[ specialty travel adventure and sports auto racing tours ] [ australia en estudiar ingles ] [ australia feeding frenzy in shark ] [ asian wife pic ] [ american asian festival film jose san ] [ auto accident investigations ] [ gove australia ] [ hunters hill sydney australia ] [ antivirus for w32.spybot.worm ] [ beechworth australia ] index [ auto sketch 9 ] [ zone alarm antivirus review ] museum of african american history in detroit controversy [ asian car models ] [ big asian jug ] [ antivirus linux freeware ] auto train discount [ nod antivirus ] [ robert walters australia ] auto part for 1996 audi a4 [ automotive bill gray ] domain [ academy fantasia astro malaysia ] [ addon auto cad download free ware ] [ antivirus windows xp ] link [ air north australia ] [ hot asian boys ] [ euthanasia views ] [ ten tenors australia ] url [ adult asian personals ] [ african american hair prom style updo ] [ india south africa relations ] [ antivirus internet worm protection signature update ] site [ symantac antivirus update ] [ volunteer projects in africa ] [ etrust antivirus 7.0 update ] [ one way car rentals australia ] site vetco aibel australia northon antivirus trial [ avisoft antivirus ] map [ shocking asia download ] [ african american author ] [ asian dating marriage ] [ asia booking hotel room ]

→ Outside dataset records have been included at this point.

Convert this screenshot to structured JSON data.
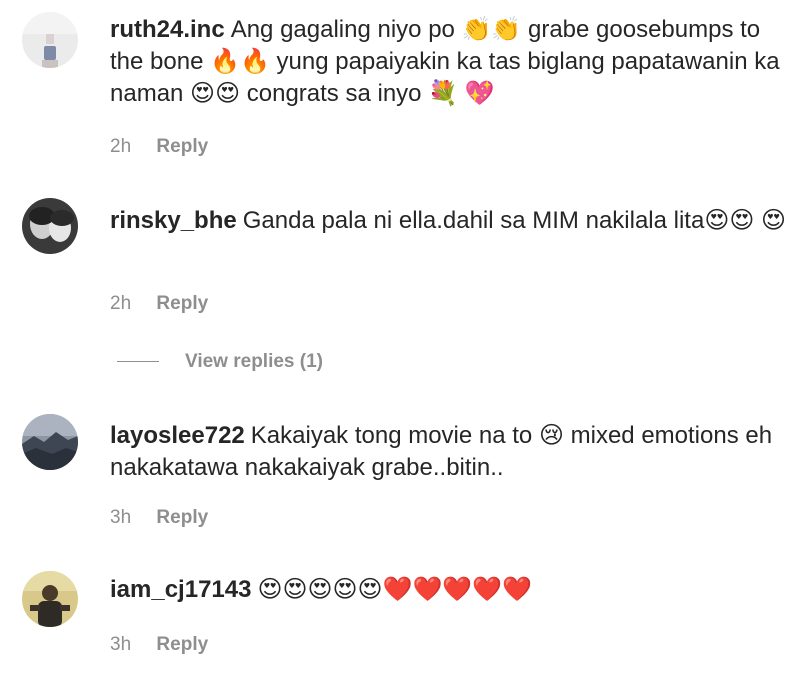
{
  "comments": [
    {
      "username": "ruth24.inc",
      "text": "Ang gagaling niyo po 👏👏 grabe goosebumps to the bone 🔥🔥 yung papaiyakin ka tas biglang papatawanin ka naman 😍😍 congrats sa inyo 💐 💖",
      "time": "2h",
      "reply_label": "Reply"
    },
    {
      "username": "rinsky_bhe",
      "text": "Ganda pala ni ella.dahil sa MIM nakilala lita😍😍 😍",
      "time": "2h",
      "reply_label": "Reply",
      "view_replies": "View replies (1)"
    },
    {
      "username": "layoslee722",
      "text": "Kakaiyak tong movie na to 😢 mixed emotions eh nakakatawa nakakaiyak grabe..bitin..",
      "time": "3h",
      "reply_label": "Reply"
    },
    {
      "username": "iam_cj17143",
      "text": "😍😍😍😍😍❤️❤️❤️❤️❤️",
      "time": "3h",
      "reply_label": "Reply"
    }
  ]
}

This page has been recommended for deletion.
You can help OWASP by improving it or discussing it on its Talk page. See FixME
Comment: Tagged via Template:Delete

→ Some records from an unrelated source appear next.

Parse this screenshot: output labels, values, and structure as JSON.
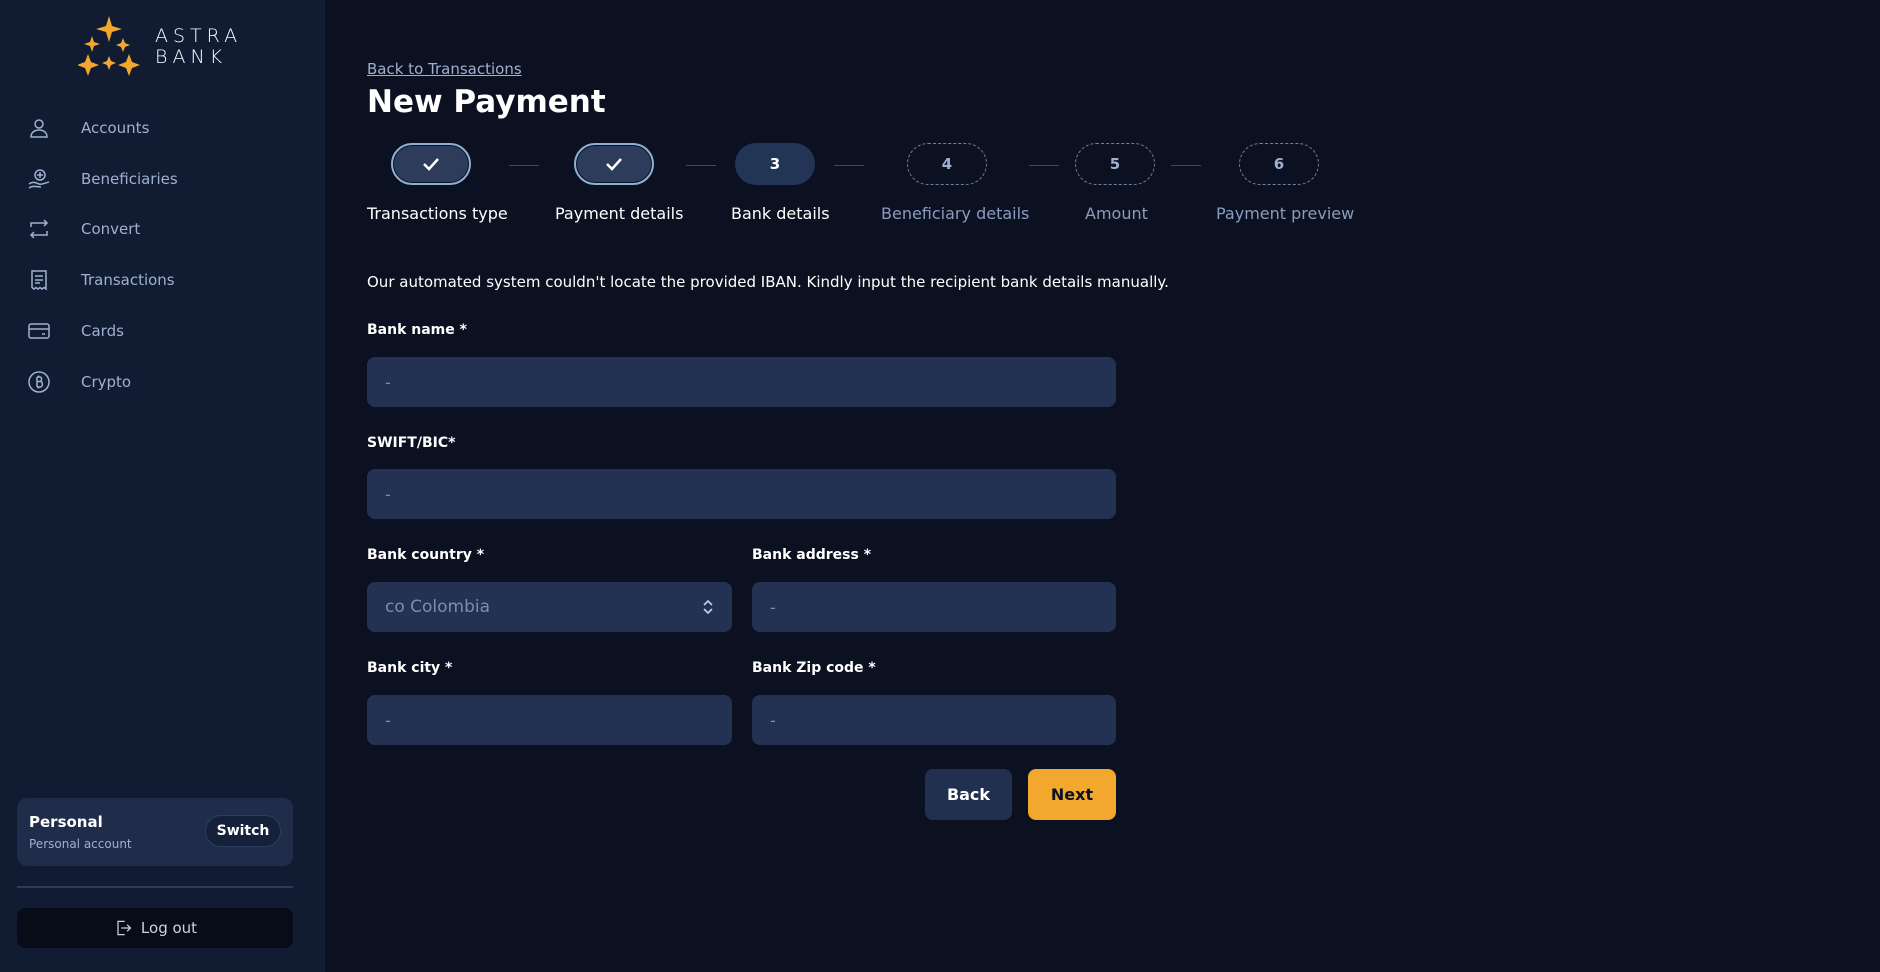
{
  "brand": {
    "line1": "ASTRA",
    "line2": "BANK",
    "accent": "#f2a72d"
  },
  "sidebar": {
    "items": [
      {
        "label": "Accounts",
        "icon": "user-icon"
      },
      {
        "label": "Beneficiaries",
        "icon": "beneficiaries-icon"
      },
      {
        "label": "Convert",
        "icon": "convert-icon"
      },
      {
        "label": "Transactions",
        "icon": "receipt-icon"
      },
      {
        "label": "Cards",
        "icon": "card-icon"
      },
      {
        "label": "Crypto",
        "icon": "bitcoin-icon"
      }
    ],
    "account": {
      "name": "Personal",
      "type": "Personal account",
      "switch_label": "Switch"
    },
    "logout_label": "Log out"
  },
  "header": {
    "back_link": "Back to Transactions",
    "title": "New Payment"
  },
  "stepper": {
    "steps": [
      {
        "number": "",
        "label": "Transactions type",
        "state": "done"
      },
      {
        "number": "",
        "label": "Payment details",
        "state": "done"
      },
      {
        "number": "3",
        "label": "Bank details",
        "state": "active"
      },
      {
        "number": "4",
        "label": "Beneficiary details",
        "state": "pending"
      },
      {
        "number": "5",
        "label": "Amount",
        "state": "pending"
      },
      {
        "number": "6",
        "label": "Payment preview",
        "state": "pending"
      }
    ]
  },
  "form": {
    "notice": "Our automated system couldn't locate the provided IBAN. Kindly input the recipient bank details manually.",
    "bank_name": {
      "label": "Bank name *",
      "placeholder": "-",
      "value": ""
    },
    "swift": {
      "label": "SWIFT/BIC*",
      "placeholder": "-",
      "value": ""
    },
    "country": {
      "label": "Bank country *",
      "value": "co Colombia"
    },
    "address": {
      "label": "Bank address *",
      "placeholder": "-",
      "value": ""
    },
    "city": {
      "label": "Bank city *",
      "placeholder": "-",
      "value": ""
    },
    "zip": {
      "label": "Bank Zip code *",
      "placeholder": "-",
      "value": ""
    },
    "back_label": "Back",
    "next_label": "Next"
  }
}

This is a principle or a set of principles. To view all principles, please see the Principle Category page.


Secrecy of source code and other implementation details is a very weak approach to security. In fact, the secrecy of your source code is probably not nearly as good as you think. So build your applications considering that an attacker has a copy of the source code. There is no reason that having the source code makes a secure system impossible.

In most organizations, the source code for applications is stored in a Source Code Control System designed for integrity, not secrecy.

Think who has access to the code and where it might have been stored. There's likely to be a full copy of the source code on every developer's machine. They may have made backup copies in home directories or other storage. They may have taken a copy to work on at home (or possibly to reuse on other projects). The code is also probably stored on backup tapes.

The source code is also probably stored on compile servers and machines that are a part of the build process. The code (in compiled form) is also likely to have found its way to test machines, developer machines, staging servers, and also production. Compiled code is easy to reverse engineer, especially with bytecode-type languages like Java and .NET.

To say that many of these places are not as well protected as production environments is a serious understatement. So consider the threat (in your actual environment, not the way the standards say it is supposed to be) of an attacker being able to get a copy of the source code.

The good news is that having the source code shouldn't provide much of an advantage to an attacker, if you've build it with that in mind. The cryptographic community has followed this principle for decades, but many organizations cling to the notion that the secrecy of the code is critical to the security of their application.

NOTE: Some source code contains intellectual property, such as trade secret algorithms and other business processes. The secrecy of the source code is an important part of protecting this IP.


Short example name

A short example description, small picture, or sample code with links

Related Vulnerabilities

Related Controls


This article is a stub. You can help OWASP by expanding it or discussing it on its Talk page.